Top of SOURCE MATERIAL

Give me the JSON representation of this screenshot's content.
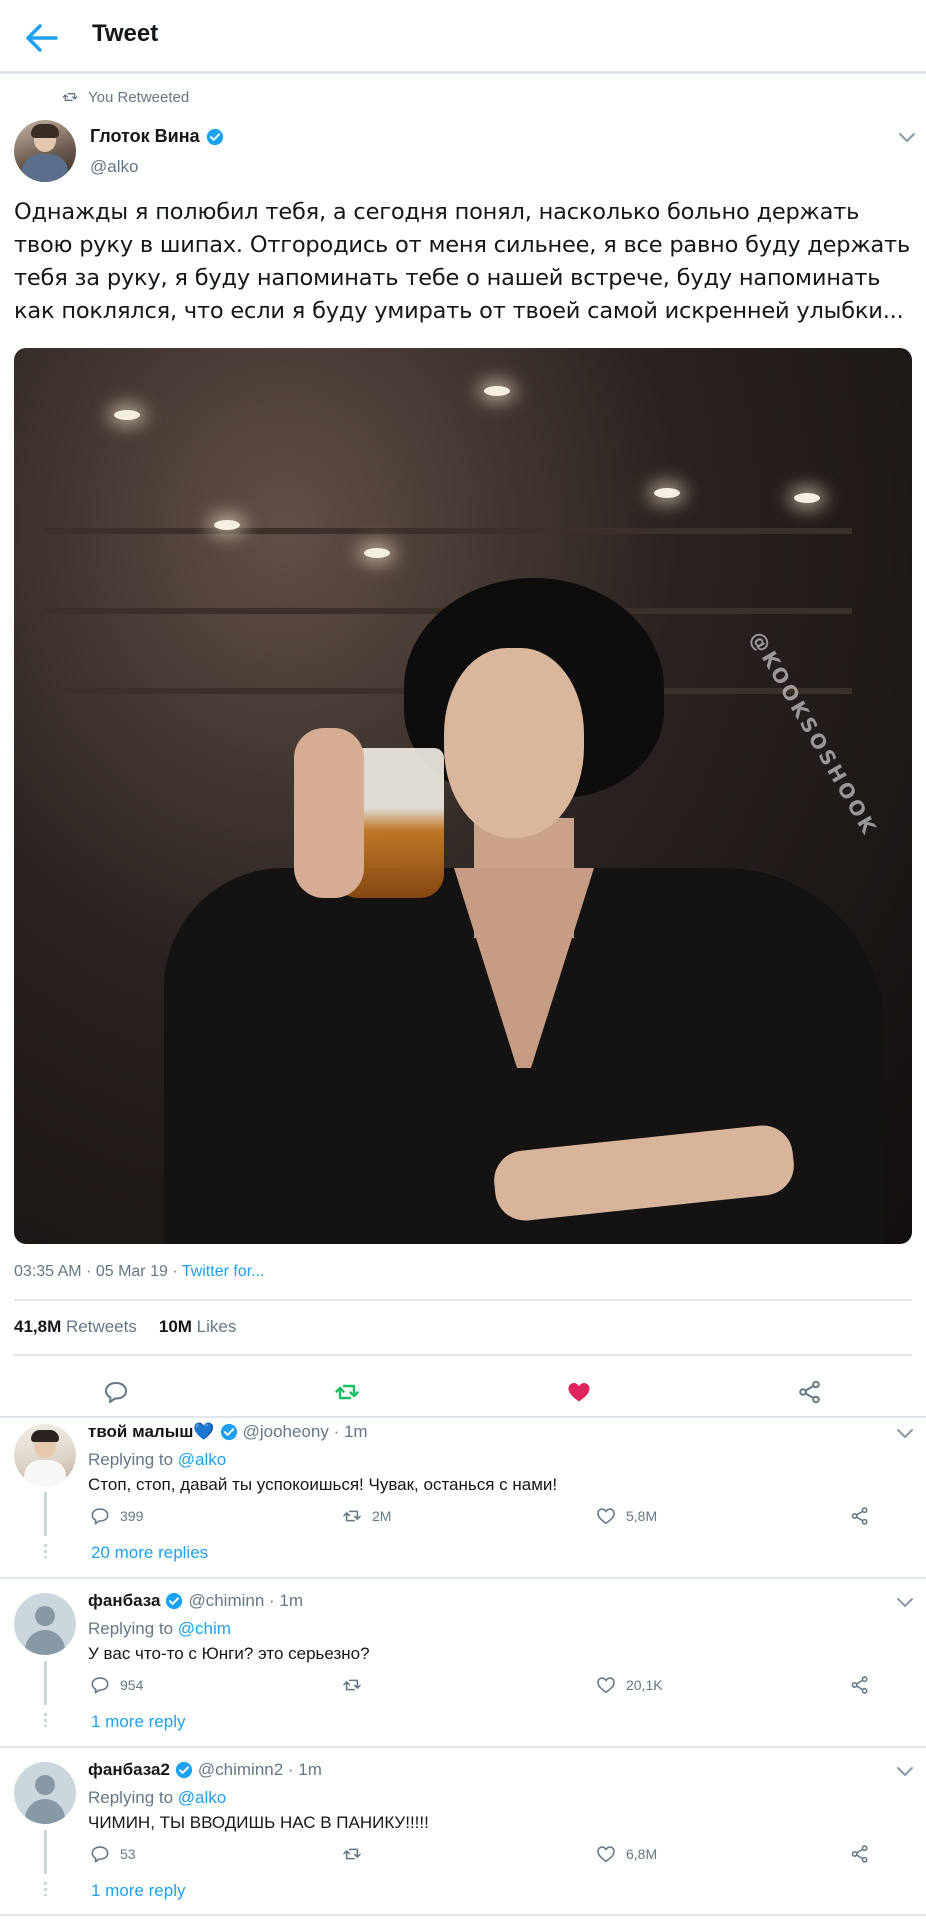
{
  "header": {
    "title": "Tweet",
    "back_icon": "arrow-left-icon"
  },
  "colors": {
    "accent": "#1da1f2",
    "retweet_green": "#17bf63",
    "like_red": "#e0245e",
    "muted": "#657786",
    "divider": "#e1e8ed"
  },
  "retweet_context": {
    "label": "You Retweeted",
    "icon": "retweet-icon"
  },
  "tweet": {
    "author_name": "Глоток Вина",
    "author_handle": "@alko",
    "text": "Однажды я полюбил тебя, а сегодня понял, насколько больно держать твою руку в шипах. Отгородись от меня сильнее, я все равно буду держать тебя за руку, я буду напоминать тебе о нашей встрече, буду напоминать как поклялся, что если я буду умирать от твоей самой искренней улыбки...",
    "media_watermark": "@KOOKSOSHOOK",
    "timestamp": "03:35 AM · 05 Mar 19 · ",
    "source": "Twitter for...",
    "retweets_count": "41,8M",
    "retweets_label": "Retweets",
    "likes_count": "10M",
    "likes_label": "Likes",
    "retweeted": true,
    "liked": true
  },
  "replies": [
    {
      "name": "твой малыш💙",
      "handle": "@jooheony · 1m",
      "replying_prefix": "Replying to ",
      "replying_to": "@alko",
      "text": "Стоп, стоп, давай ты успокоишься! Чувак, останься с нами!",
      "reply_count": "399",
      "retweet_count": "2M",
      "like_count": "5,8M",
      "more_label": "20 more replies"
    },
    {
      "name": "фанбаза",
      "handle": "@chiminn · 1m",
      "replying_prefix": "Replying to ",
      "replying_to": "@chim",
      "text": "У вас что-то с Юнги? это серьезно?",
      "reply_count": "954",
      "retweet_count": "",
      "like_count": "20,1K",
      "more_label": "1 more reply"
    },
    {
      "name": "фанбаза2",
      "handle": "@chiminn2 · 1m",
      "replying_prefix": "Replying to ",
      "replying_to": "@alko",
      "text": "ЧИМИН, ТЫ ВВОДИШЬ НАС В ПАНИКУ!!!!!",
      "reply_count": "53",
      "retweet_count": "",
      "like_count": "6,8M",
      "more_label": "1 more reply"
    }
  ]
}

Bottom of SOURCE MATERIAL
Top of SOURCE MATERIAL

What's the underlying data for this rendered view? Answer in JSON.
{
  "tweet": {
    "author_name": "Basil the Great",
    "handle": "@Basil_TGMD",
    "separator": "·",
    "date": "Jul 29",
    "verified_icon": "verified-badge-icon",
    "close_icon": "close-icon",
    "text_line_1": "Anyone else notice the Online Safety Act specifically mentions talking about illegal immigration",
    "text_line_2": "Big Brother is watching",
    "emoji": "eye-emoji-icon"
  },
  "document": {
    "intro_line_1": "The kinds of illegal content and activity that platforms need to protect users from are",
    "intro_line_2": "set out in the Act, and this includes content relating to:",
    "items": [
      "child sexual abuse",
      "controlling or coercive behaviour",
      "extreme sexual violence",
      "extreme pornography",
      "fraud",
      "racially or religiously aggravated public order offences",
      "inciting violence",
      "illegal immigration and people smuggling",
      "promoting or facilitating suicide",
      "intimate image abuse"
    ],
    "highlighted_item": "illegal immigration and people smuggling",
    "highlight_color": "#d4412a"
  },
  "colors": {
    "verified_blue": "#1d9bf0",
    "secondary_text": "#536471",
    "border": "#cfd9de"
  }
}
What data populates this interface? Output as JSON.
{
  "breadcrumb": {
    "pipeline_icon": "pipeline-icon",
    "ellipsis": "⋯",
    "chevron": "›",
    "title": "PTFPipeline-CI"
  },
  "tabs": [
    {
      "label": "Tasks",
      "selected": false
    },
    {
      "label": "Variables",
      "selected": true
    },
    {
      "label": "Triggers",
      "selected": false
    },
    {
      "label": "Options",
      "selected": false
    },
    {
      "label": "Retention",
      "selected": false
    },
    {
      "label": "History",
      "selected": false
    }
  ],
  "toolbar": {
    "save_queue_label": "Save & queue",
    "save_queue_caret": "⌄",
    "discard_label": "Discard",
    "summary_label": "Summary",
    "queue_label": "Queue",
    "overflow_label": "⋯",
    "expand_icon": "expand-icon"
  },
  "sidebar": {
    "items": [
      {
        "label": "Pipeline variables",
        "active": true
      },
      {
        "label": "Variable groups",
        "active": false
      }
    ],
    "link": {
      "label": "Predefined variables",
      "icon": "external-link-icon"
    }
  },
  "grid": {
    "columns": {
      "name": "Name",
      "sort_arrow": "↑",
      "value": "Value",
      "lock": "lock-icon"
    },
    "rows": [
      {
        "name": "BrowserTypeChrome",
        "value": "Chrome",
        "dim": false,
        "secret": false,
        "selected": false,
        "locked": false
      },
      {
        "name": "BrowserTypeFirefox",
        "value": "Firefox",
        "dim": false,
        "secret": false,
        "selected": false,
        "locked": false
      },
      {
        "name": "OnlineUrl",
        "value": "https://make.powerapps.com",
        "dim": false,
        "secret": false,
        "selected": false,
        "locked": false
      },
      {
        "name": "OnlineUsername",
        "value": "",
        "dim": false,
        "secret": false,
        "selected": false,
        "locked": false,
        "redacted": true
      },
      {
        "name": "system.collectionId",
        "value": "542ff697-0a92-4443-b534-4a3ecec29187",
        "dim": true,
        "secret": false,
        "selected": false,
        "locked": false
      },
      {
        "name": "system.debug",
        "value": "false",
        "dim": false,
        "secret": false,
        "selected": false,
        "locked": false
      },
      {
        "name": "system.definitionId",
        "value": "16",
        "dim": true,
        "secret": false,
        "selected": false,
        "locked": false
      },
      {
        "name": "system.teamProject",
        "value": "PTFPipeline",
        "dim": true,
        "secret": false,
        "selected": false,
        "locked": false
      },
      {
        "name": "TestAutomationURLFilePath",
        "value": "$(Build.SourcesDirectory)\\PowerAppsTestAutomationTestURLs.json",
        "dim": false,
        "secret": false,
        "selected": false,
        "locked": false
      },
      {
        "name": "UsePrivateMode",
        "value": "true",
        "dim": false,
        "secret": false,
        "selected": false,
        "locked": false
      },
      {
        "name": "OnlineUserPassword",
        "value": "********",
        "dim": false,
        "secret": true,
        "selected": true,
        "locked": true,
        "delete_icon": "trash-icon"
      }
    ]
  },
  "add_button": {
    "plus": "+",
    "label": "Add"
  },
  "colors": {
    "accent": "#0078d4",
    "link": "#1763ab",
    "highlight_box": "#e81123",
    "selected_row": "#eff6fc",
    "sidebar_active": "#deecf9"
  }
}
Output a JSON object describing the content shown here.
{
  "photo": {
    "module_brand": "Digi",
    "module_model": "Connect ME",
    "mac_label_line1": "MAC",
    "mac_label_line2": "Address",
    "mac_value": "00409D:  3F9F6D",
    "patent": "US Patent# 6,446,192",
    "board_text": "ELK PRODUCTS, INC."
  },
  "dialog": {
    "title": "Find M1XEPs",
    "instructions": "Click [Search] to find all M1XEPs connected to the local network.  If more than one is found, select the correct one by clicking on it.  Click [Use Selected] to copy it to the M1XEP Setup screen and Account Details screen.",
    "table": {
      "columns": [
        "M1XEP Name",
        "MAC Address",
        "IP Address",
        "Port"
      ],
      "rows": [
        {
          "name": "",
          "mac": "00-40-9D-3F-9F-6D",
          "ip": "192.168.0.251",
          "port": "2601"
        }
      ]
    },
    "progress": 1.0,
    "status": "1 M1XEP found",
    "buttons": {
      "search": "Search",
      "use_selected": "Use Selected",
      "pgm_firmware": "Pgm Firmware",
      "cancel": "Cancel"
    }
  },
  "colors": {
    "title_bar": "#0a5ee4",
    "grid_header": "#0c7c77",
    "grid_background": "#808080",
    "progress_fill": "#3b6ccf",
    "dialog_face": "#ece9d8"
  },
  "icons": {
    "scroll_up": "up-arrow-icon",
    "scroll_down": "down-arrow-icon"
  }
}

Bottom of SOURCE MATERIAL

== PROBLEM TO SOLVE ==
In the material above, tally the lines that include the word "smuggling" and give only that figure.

== EXPECTED ANSWER ==
2